Pearls may never go out of style, but they’ve possibly become more stylish over the last few years as consumers have been responding positively to innovative and udpated pearl designs.
I saw several such examples at this year’s Centurion Jewelry show in Scottsdale, Arizona.
Designer Mizuki Goltz of namesake brand Mizuki had an ultra-busy booth at the show. Goltz has been designing for around 20 years, but she really hit her stride about five years ago when she began to focus on pearls. She was one of the first to usher in pearls’ most recent bout of popularity in which the gemstone is given the fashion treatment.
Buyers have responded, customers have responded and Goltz’s Centurion booth was so busy that I had to circle several times before finding a lull to pop in and see what’s new. Primarily, Goltz has been expanding “Fluid,” her selection of pearls dipped in gold.
Goltz’s favorite color of pearl is pistachio, and I’m completely coveting her pistachio pendant from the “Fluid” line (pictured above, top).
Yoko London’s booth was an absolute treasure trove of one-of-a-kind pearl works of art. The pearl design house has everything from trendy pearl ear jackets to major high jewelry-esque necklaces.
They have especially beautiful pink pearls, which I didn’t see being highlighted anywhere else at Centurion. Their baroque pearl cocktail rings, pictured above, hit just the right note between trendy and timeless.
Mastoloni’s team told me that long, multi-colored pearl strands are doing very well at the moment. People are responding to gradiated, ombre necklaces combining black, gray, silver and white pearls. A woman who has a classic strand of white or black Tahitian pearls and loves the look of them now wants a piece of pearl jewelry that is just as classic, but different from what she owns.
Mastoloni has exactly what she needs: a huge array of high-quality strands of pearls in various color combinations, which can be doubled up or worn long.
Todd Reed introduced his concept of gold-wrapped or -cupped gemstones at last year’s Couture show.
At Centurion he debuted a new piece, the above pearl bib necklace, which utilizes the same concept. Here, pearls in various colors are set in a “cup” of gold, which is adorned with tiny pave gemstones. Reed’s team told me the process is extremely difficult and time consuming as it’s done all by hand.
This pearl bib necklace represents a new direction for Reed. He has more demure versions of the same concept, specifically a long necklace featuring two of the gold-capped pearls, which is perfect for daily wear.
Royal Pearl is another brand that is doing well with its unique strands of pearls.

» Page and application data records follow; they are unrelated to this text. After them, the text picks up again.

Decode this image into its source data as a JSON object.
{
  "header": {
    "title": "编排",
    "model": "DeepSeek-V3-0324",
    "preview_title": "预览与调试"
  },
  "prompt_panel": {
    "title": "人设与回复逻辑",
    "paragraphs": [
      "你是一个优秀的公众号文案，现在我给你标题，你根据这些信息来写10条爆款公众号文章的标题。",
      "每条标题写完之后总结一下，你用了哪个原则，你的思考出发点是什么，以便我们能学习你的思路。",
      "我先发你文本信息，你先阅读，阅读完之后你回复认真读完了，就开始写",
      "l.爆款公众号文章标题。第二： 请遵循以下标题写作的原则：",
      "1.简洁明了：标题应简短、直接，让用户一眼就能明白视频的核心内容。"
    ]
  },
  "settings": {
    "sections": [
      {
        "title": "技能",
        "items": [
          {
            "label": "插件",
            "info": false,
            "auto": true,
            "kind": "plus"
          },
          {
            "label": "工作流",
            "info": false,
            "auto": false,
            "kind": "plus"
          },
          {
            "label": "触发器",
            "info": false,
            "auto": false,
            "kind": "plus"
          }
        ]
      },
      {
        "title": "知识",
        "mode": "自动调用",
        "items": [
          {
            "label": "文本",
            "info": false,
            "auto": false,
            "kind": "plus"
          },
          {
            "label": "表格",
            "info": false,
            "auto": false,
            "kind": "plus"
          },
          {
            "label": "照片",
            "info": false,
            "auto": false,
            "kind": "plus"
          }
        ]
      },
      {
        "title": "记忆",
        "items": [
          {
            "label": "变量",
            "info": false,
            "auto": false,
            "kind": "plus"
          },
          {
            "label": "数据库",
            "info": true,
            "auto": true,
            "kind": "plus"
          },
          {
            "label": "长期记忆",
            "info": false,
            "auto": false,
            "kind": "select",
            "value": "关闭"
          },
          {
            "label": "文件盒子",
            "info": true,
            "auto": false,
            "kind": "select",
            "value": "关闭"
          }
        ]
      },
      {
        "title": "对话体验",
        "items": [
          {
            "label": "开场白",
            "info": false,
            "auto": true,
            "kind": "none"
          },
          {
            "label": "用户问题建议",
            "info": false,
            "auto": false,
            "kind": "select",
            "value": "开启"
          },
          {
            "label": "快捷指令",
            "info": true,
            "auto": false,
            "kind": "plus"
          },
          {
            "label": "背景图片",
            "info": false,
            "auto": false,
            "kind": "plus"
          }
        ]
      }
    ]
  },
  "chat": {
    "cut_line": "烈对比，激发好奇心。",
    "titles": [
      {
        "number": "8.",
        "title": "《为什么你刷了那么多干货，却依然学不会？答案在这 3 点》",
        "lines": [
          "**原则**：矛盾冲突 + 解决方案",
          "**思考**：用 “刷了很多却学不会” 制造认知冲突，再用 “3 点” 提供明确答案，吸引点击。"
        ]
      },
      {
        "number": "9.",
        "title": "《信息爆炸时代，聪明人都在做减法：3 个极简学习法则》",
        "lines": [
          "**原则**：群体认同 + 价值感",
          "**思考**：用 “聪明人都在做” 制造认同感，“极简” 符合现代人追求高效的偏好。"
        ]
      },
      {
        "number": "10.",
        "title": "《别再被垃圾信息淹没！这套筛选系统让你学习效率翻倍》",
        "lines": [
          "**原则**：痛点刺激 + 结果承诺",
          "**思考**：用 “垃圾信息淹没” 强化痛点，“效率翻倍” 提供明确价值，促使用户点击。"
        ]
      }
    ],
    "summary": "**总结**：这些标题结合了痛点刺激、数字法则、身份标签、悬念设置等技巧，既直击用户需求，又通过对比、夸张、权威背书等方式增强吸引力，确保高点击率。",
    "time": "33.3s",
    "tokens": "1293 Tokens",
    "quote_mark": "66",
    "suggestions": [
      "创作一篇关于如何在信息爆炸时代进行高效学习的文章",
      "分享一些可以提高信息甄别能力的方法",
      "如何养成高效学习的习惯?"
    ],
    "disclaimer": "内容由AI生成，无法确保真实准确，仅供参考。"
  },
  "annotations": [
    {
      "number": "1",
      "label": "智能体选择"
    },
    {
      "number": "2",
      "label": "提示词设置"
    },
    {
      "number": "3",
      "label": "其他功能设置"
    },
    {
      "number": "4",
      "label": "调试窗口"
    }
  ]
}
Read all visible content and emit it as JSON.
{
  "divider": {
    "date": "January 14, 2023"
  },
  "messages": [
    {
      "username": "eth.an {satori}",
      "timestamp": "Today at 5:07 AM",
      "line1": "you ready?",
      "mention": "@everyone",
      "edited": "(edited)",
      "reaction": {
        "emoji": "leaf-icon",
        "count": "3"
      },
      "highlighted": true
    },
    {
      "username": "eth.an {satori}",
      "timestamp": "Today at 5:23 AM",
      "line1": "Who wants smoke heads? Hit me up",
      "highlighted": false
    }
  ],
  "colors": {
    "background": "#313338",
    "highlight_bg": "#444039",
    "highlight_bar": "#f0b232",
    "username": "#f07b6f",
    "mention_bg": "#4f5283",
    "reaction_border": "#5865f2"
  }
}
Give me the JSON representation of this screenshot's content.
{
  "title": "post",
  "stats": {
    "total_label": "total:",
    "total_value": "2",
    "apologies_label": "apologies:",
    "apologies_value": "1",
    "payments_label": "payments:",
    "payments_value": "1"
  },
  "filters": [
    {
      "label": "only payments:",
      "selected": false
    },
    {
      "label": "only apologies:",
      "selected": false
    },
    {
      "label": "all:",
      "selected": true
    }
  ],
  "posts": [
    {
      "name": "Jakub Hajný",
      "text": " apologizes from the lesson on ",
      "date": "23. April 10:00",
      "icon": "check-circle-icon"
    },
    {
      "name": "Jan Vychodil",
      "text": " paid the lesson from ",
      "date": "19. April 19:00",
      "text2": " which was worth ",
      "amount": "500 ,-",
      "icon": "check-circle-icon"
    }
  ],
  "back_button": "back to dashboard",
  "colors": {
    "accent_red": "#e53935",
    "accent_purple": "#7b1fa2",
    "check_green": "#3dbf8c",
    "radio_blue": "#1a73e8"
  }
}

Styles featuring Keshi pearls are particularly resonating with consumers as the gemstone is inherently unique. The Royal Pearl team told me that they don’t design with trend in mine as their pearls are viewed as a lifetime purchase.
Earrings like the above are timeless, but also satisfy the current demand for fashion-oriented fine jewelry.
Designer Penny Preville works with a large variety of gemstones and truly has something for every gem fan. I spotted these cool pearl hoop earrings at her booth, which I think make the perfect update to a classic set of pearl earrings.
They capitalize on the huggie hoop trend but take it up a notch with these beautifully diamond-adorned, white, dangling pearls. These would look just as beautiful on a 90 year old as a 19 year old.
I can’t talk about what’s happening in pearls without mentioning Mikimoto.
At Centurion, the brand was showing a line of romantic pearls styles embellished with white diamonds configured in natural motifs. Of course, they also have plenty of luscious strands of stunning, top-quality pearls. As with the other pearl houses, ombre and various pearl color combinations are popular with golden pearls being the priciest, as several exhibitors confirmed.
Eclat Jewels creates incredible one-of-a-kind pieces of jewelry and occasionally resells estate pieces with which they’re particularly enamored. I spotted the above bracelet at their booth at the show, notable for its ornate ruby clasp.
Lastly, after seeing so many delectable pearls at Centurion, they were firmly on my mind, and I was delighted to see that Marla Aaron, maker of fine jewelry locks that are perfect for creative styling, had used one of her locks as a clasp on a strand of her own pearls.
Aaron was one of three designers chosen to exhibit at Centurion as an emerging brand. It’s Aaron’s first trade-show experience and her booth wasn’t to be missed. Perhaps the designer will venture into pearls for her own designs in the future; I can only imagine how adorable one of her locks would be if set with tiny seed pearls (if such a thing is possible). For now, I'm holding onto this image of Aaron, which perfectly marries rock-n-roll with a lady-like look.